ASSIGNED TASK = Please give the count of lines below with the string "data" in them, and no other words.

RECORDS FOR THE TASK =

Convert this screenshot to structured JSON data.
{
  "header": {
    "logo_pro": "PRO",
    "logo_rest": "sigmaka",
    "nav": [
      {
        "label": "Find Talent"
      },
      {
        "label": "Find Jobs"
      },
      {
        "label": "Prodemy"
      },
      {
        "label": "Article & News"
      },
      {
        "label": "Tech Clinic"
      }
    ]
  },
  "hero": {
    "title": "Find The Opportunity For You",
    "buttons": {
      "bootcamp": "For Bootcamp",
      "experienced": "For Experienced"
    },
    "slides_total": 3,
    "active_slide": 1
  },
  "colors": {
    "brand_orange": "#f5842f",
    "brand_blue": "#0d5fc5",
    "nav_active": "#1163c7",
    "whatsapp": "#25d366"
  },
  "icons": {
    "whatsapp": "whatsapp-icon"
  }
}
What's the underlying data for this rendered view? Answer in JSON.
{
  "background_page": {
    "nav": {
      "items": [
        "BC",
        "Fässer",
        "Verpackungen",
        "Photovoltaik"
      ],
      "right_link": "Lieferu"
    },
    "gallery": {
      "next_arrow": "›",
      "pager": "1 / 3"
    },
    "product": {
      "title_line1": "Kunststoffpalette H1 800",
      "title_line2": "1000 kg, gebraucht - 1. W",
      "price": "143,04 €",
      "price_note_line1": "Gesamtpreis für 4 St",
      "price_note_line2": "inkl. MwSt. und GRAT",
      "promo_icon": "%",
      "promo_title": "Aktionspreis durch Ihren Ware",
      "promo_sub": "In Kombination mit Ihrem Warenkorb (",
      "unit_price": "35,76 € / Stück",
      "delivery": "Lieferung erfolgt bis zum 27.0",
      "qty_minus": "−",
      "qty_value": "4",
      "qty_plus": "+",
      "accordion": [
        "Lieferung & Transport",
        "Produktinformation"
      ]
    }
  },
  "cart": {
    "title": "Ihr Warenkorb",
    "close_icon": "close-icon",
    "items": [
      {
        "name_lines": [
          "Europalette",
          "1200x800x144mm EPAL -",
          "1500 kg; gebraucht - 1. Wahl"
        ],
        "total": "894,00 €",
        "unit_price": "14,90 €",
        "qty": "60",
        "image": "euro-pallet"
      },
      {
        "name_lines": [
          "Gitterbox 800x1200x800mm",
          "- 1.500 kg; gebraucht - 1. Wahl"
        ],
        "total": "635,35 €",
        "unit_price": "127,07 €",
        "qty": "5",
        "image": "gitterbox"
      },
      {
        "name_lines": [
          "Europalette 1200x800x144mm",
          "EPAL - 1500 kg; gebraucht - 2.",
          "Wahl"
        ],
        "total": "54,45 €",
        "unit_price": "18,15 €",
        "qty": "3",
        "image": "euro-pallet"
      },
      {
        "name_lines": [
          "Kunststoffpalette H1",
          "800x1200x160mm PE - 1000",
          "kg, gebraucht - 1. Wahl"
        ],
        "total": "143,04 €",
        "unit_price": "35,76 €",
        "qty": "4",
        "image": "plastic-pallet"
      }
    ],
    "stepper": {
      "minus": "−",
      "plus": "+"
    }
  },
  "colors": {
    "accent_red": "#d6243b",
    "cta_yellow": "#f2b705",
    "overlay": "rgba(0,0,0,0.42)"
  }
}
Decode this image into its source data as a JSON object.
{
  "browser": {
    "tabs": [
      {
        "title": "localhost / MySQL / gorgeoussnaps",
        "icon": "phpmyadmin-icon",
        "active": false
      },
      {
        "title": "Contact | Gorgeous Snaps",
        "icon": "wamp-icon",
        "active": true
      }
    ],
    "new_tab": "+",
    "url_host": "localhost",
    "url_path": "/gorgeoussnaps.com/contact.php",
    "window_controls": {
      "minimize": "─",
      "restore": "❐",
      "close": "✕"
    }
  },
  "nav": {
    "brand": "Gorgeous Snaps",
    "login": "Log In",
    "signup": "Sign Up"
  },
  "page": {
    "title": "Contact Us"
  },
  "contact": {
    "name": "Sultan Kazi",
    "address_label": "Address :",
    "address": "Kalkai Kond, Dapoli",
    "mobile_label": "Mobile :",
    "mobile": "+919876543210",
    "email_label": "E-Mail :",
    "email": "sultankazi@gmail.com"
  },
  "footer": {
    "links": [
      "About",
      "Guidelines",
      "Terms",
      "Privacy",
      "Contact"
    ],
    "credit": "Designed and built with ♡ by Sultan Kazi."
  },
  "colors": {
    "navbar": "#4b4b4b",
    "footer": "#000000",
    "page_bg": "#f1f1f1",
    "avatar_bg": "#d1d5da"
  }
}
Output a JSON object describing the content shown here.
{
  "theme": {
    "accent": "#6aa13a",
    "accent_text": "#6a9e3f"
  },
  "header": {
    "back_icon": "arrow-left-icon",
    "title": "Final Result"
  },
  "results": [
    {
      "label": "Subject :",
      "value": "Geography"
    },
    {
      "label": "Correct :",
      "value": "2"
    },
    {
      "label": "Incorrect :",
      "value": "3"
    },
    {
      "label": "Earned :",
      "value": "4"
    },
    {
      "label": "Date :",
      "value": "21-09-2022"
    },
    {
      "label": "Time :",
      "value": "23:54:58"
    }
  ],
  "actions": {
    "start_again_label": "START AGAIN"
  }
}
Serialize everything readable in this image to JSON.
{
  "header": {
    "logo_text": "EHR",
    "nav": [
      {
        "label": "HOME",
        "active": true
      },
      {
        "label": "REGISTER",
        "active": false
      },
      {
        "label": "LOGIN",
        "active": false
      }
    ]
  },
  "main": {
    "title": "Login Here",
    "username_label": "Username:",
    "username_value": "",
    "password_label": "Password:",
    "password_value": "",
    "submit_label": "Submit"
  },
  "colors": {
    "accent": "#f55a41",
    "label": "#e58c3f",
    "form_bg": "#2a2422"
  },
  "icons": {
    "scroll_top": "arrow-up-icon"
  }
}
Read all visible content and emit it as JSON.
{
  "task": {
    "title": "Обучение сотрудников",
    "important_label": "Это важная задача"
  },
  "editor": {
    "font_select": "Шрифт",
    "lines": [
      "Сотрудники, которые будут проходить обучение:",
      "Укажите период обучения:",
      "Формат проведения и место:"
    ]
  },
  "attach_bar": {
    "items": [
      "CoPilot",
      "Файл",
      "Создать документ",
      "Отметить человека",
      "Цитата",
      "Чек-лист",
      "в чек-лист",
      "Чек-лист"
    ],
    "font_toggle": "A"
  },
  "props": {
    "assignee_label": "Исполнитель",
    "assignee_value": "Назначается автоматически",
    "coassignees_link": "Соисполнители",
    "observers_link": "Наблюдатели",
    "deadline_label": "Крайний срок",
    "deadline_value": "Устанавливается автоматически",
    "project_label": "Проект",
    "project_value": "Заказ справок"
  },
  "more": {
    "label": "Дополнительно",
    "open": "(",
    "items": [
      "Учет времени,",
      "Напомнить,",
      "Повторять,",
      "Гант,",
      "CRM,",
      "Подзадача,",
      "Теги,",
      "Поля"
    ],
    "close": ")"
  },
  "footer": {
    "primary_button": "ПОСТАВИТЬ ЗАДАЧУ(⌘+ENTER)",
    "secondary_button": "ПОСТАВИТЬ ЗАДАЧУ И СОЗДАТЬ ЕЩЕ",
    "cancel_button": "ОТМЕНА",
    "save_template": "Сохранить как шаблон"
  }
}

SOLUTION = 3